It took another 20 years for me to understand that Miss McConachy’s map was actually the completed military invasion plan of an operation financed by wealthy UK aristocrats to subjugate indigenous peoples in order to extract the wealth from their lands. A trick they had learned first hand from first the Romans and then the French.
Miss McConachy didn’t tell her class of 1959 about any of this because, back then , history was about the glorification of conquest not the consequences of it.
In fact it was not until I was in my 40’s when I filmed 8 hours of conversation with the late Maori land activist Dame Whina Cooper, for a documentary I made about her life, that I began to understand how Empire building actually involves demolishing someone else’s life and culture.
Two World Wars , some historians argue, impoverished Britain and diminished the power of the British Empire.
But while it’s true the physical Empire that reached its predatory zenith under Queen Victoria no longer exists, there is much to be said for the argument that a Second British Empire has emerged whose rulers are based in The City of London and whose invasion weapon of choice is money.

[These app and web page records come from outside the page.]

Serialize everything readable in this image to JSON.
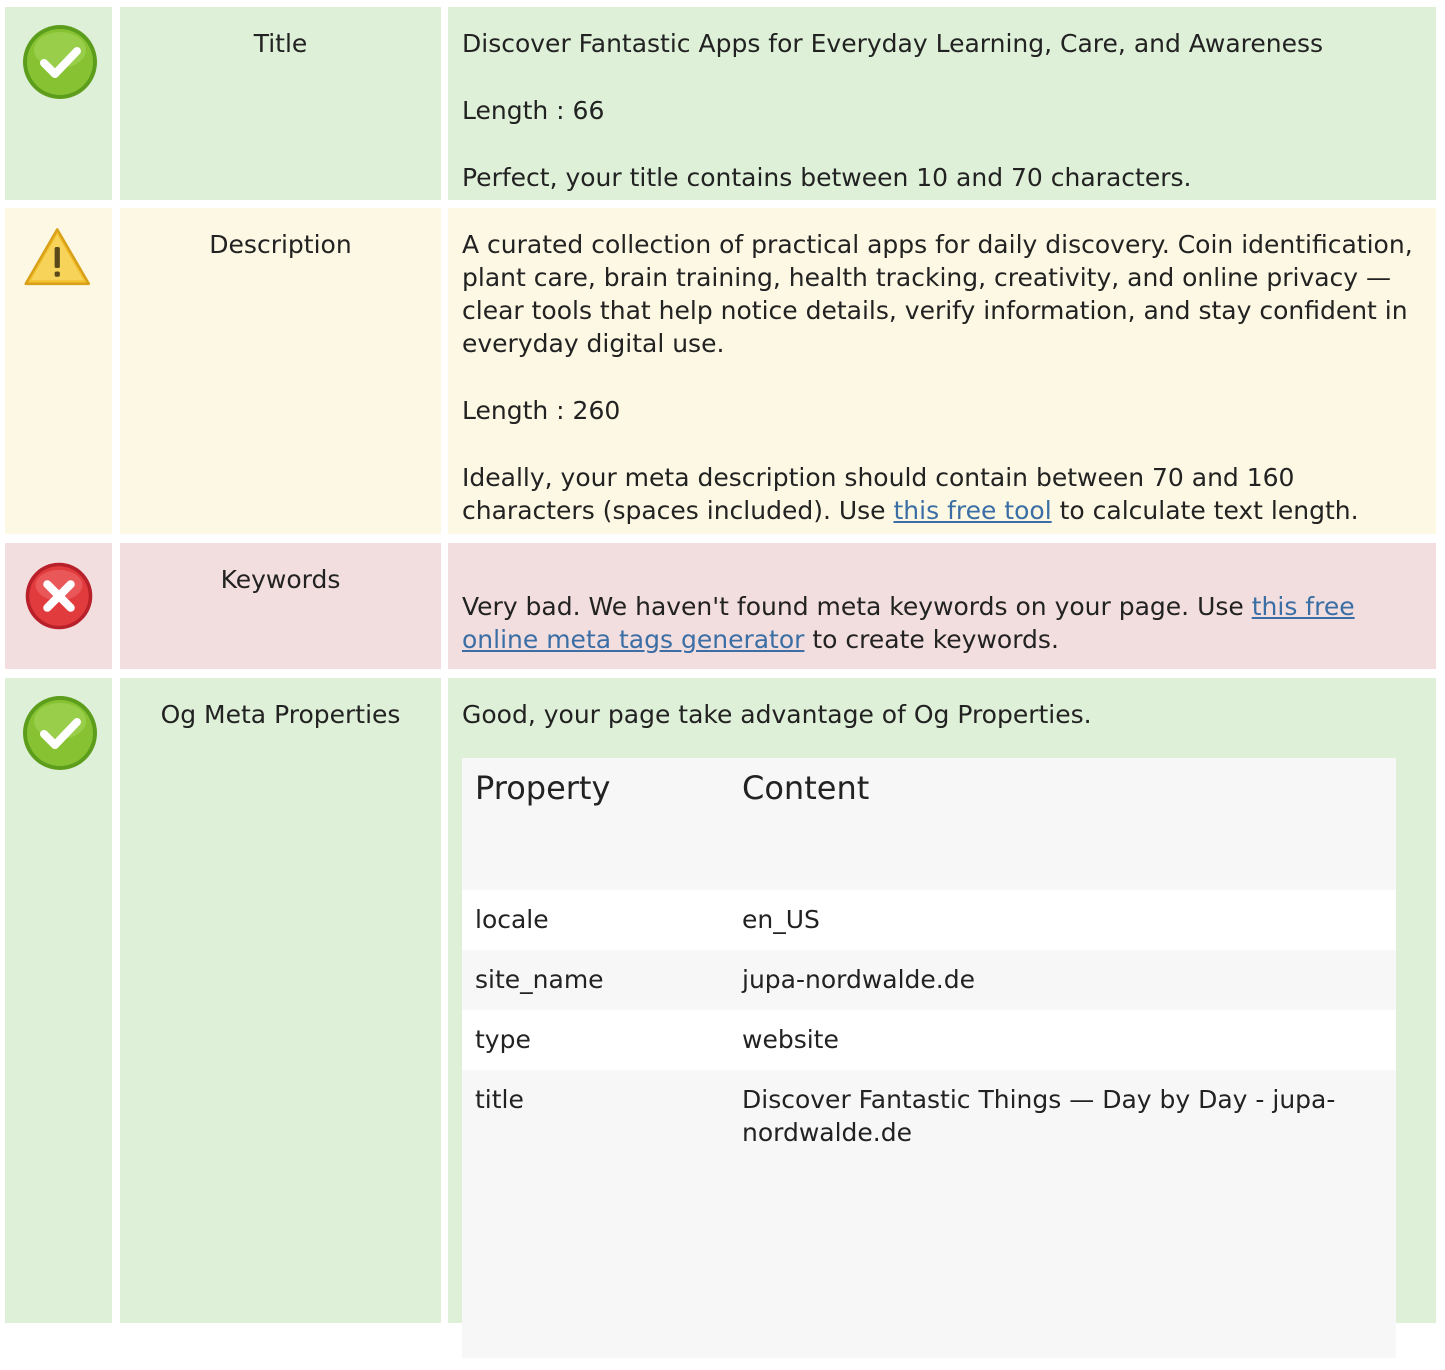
{
  "title_row": {
    "label": "Title",
    "title_text": "Discover Fantastic Apps for Everyday Learning, Care, and Awareness",
    "length_text": "Length : 66",
    "verdict": "Perfect, your title contains between 10 and 70 characters.",
    "status_icon": "check-icon",
    "status_color": "#7cbb2a"
  },
  "description_row": {
    "label": "Description",
    "description_text": "A curated collection of practical apps for daily discovery. Coin identification, plant care, brain training, health tracking, creativity, and online privacy — clear tools that help notice details, verify information, and stay confident in everyday digital use.",
    "length_text": "Length : 260",
    "verdict_before": "Ideally, your meta description should contain between 70 and 160 characters (spaces included). Use ",
    "verdict_link": "this free tool",
    "verdict_after": " to calculate text length.",
    "status_icon": "warning-icon",
    "status_color": "#f2c02a"
  },
  "keywords_row": {
    "label": "Keywords",
    "verdict_before": "Very bad. We haven't found meta keywords on your page. Use ",
    "verdict_link": "this free online meta tags generator",
    "verdict_after": " to create keywords.",
    "status_icon": "error-icon",
    "status_color": "#e0393b"
  },
  "og_row": {
    "label": "Og Meta Properties",
    "verdict": "Good, your page take advantage of Og Properties.",
    "status_icon": "check-icon",
    "table": {
      "header_property": "Property",
      "header_content": "Content",
      "rows": [
        {
          "property": "locale",
          "content": "en_US"
        },
        {
          "property": "site_name",
          "content": "jupa-nordwalde.de"
        },
        {
          "property": "type",
          "content": "website"
        },
        {
          "property": "title",
          "content": "Discover Fantastic Things — Day by Day - jupa-nordwalde.de"
        }
      ]
    }
  },
  "colors": {
    "good_bg": "#dff0d8",
    "warn_bg": "#fcf8e3",
    "bad_bg": "#f2dede",
    "link": "#3a6ea5"
  }
}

Brexit won’t worry these financiers too much because the neoliberal deregulation of banking they engineered in the 1980’s has meant that political borders are no longer as important as they once were.
Just as long as the financial borders are down, and they can still plunder economies and extract wealth at will ,then it will be business as usual.

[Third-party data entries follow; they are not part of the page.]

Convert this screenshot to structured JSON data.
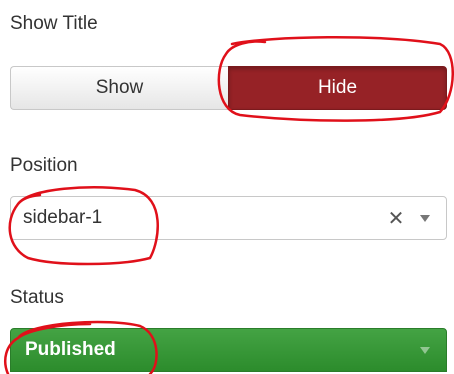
{
  "show_title": {
    "label": "Show Title",
    "options": [
      {
        "label": "Show",
        "selected": false
      },
      {
        "label": "Hide",
        "selected": true
      }
    ]
  },
  "position": {
    "label": "Position",
    "value": "sidebar-1",
    "clear_glyph": "✕"
  },
  "status": {
    "label": "Status",
    "value": "Published"
  },
  "colors": {
    "selected_toggle": "#962226",
    "status_published": "#3a9a3a",
    "annotation": "#e0101a"
  },
  "icons": [
    "clear-icon",
    "chevron-down-icon"
  ]
}
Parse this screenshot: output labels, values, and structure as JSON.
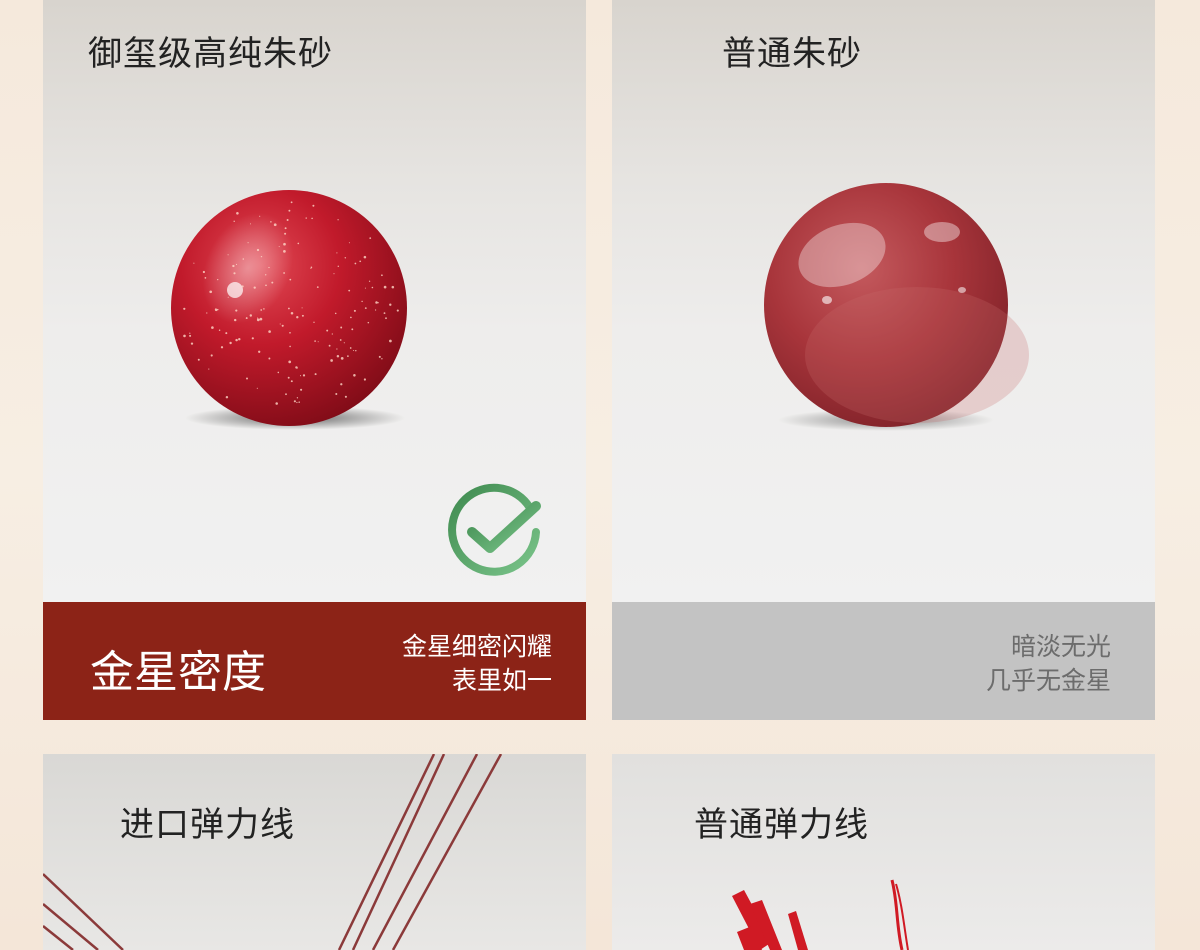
{
  "top_left": {
    "title": "御玺级高纯朱砂",
    "bar_title": "金星密度",
    "bar_line1": "金星细密闪耀",
    "bar_line2": "表里如一"
  },
  "top_right": {
    "title": "普通朱砂",
    "bar_line1": "暗淡无光",
    "bar_line2": "几乎无金星"
  },
  "bottom_left": {
    "title": "进口弹力线"
  },
  "bottom_right": {
    "title": "普通弹力线"
  },
  "colors": {
    "accent_red": "#8c2317",
    "gray_bar": "#c3c3c3",
    "check_green": "#4f9a5c"
  },
  "icons": {
    "check": "check-circle-icon"
  }
}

There are of course other Empires in our modern world.
The Americans have more that 500 bases around our planet. They are there for a reason. Not as “the police of the free world” as the rhetoric would have you believe, but to safeguard the extractive interests of the USA and perpetuate their economic Empire built on the manufacture of armaments. If US bullets and bombs are not expended and exploded somewhere in the world then wealth generation for the American financial overlords would become an intolerable problem.
The Americans are of course not unique in running a war based economic Empire . Much of Russian wealth also comes from the manufacture of weapons.
China is building its own Empire favouring the City of London approach – which is to say they are using money as the weapon of invasion.
Can we build you a road? How are you off for infrastructure like water and sewage? Hey Australia – you’ve got minerals. How about we buy them from you ? Or better still set up joint ventures as we have done in many of parts of Africa to extract wealth from there. Can we help you Pacific Islanders with your fishing ? Or how about some Water Bottling plants New Zealand?
No angry shots are being fired in this new kind of “one road ” Empire building . It’s invasion by stealth.
Miss McConachy’s map of the world became redundant long ago. I’m not sure how I could draw you a modern version .
Yes I can show you where the political boundaries of countries are – what I CAN’T show you is where the financial interests and wealth extraction operations of today’s Empires are located in the way Miss McConachy’s map once neatly coloured in the British Empire in red.
But next time you go to an ATM machine have a look at the list of banks whose cards it takes. The new rulers of the world are closer than you think.
Bryan Bruce is one of NZs most respected documentary makers and public intellectuals who has tirelessly exposed NZs neoliberal economic settings as the main cause for social issues.